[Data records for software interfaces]
# # # # # # #
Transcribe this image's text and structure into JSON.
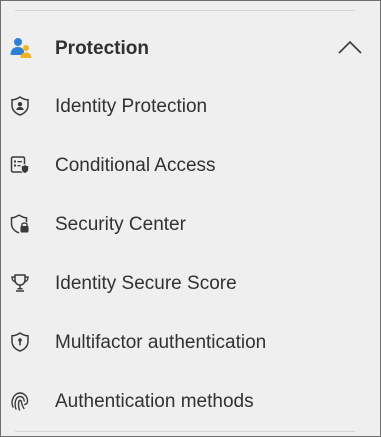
{
  "section": {
    "title": "Protection",
    "icon": "users-group-icon",
    "expanded": true,
    "colors": {
      "person_blue": "#2f7fd6",
      "person_yellow": "#f2b320",
      "icon_stroke": "#3b3a39",
      "text": "#323130",
      "background": "#efefef"
    }
  },
  "items": [
    {
      "label": "Identity Protection",
      "icon": "shield-person-icon"
    },
    {
      "label": "Conditional Access",
      "icon": "clipboard-shield-icon"
    },
    {
      "label": "Security Center",
      "icon": "shield-lock-icon"
    },
    {
      "label": "Identity Secure Score",
      "icon": "trophy-icon"
    },
    {
      "label": "Multifactor authentication",
      "icon": "shield-keyhole-icon"
    },
    {
      "label": "Authentication methods",
      "icon": "fingerprint-icon"
    }
  ]
}
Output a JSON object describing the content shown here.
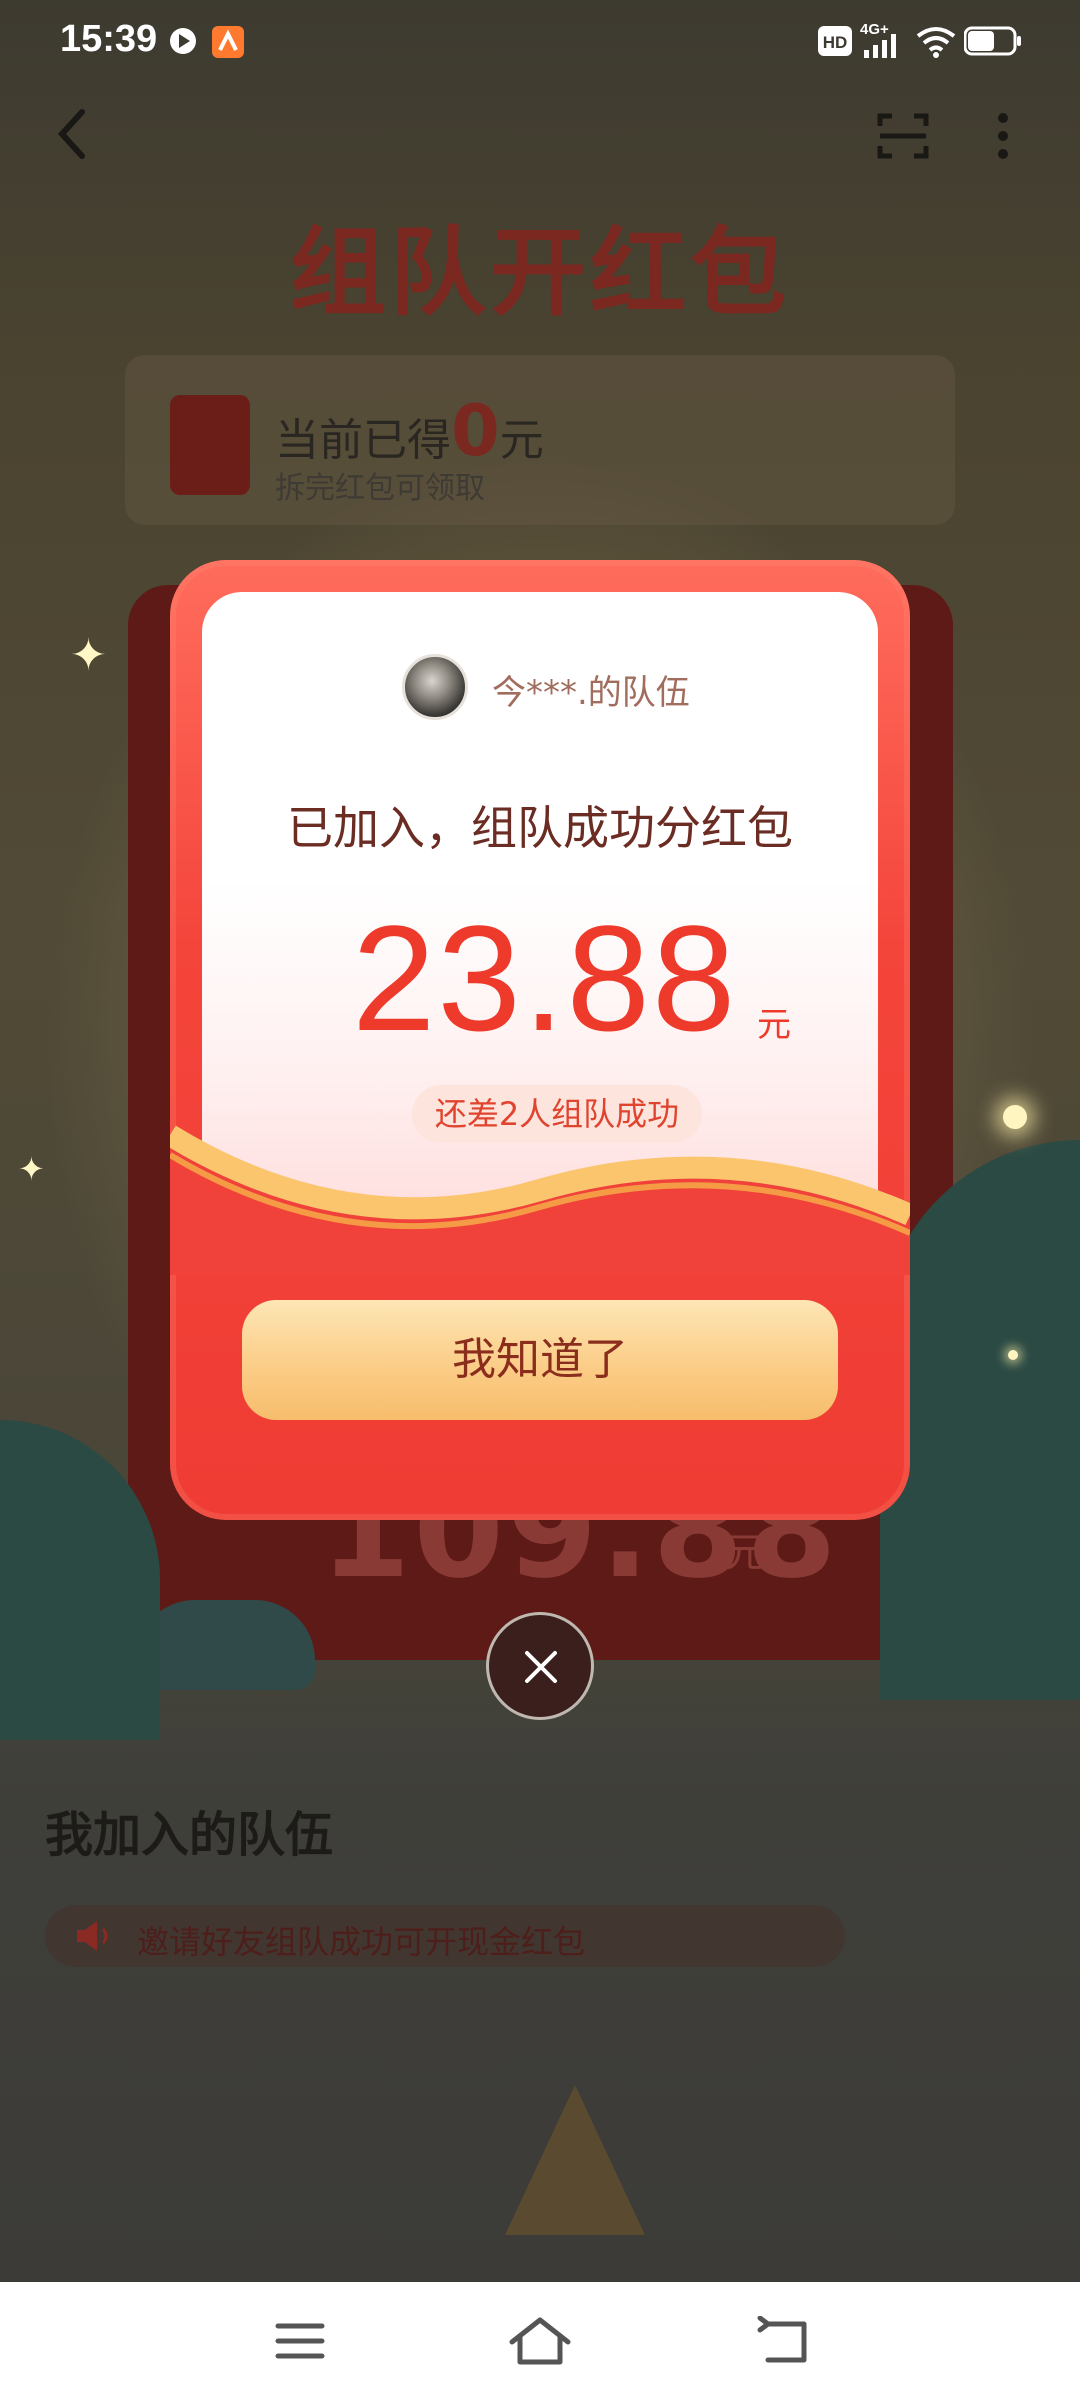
{
  "status_bar": {
    "time": "15:39",
    "network": "4G+",
    "hd": "HD"
  },
  "header": {
    "back_icon": "chevron-left-icon",
    "scan_icon": "scan-icon",
    "more_icon": "more-vertical-icon"
  },
  "background_page": {
    "title": "组队开红包",
    "earned_prefix": "当前已得",
    "earned_value": "0",
    "earned_unit": "元",
    "earned_hint": "拆完红包可领取",
    "big_amount": "109.88",
    "big_amount_unit": "元",
    "my_teams_title": "我加入的队伍",
    "notice_text": "邀请好友组队成功可开现金红包"
  },
  "modal": {
    "team_name": "今***.的队伍",
    "joined_text": "已加入，组队成功分红包",
    "amount": "23.88",
    "amount_unit": "元",
    "remaining_text": "还差2人组队成功",
    "confirm_label": "我知道了",
    "close_icon": "close-icon"
  },
  "nav_bar": {
    "menu_icon": "menu-icon",
    "home_icon": "home-icon",
    "back_icon": "back-icon"
  },
  "colors": {
    "accent_red": "#ee3a2b",
    "button_gold": "#fbcb84",
    "title_brown": "#6b2c23"
  }
}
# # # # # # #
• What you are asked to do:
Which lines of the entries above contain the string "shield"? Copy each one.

• Task solution:
      "icon": "shield-person-icon"
      "icon": "clipboard-shield-icon"
      "icon": "shield-lock-icon"
      "icon": "shield-keyhole-icon"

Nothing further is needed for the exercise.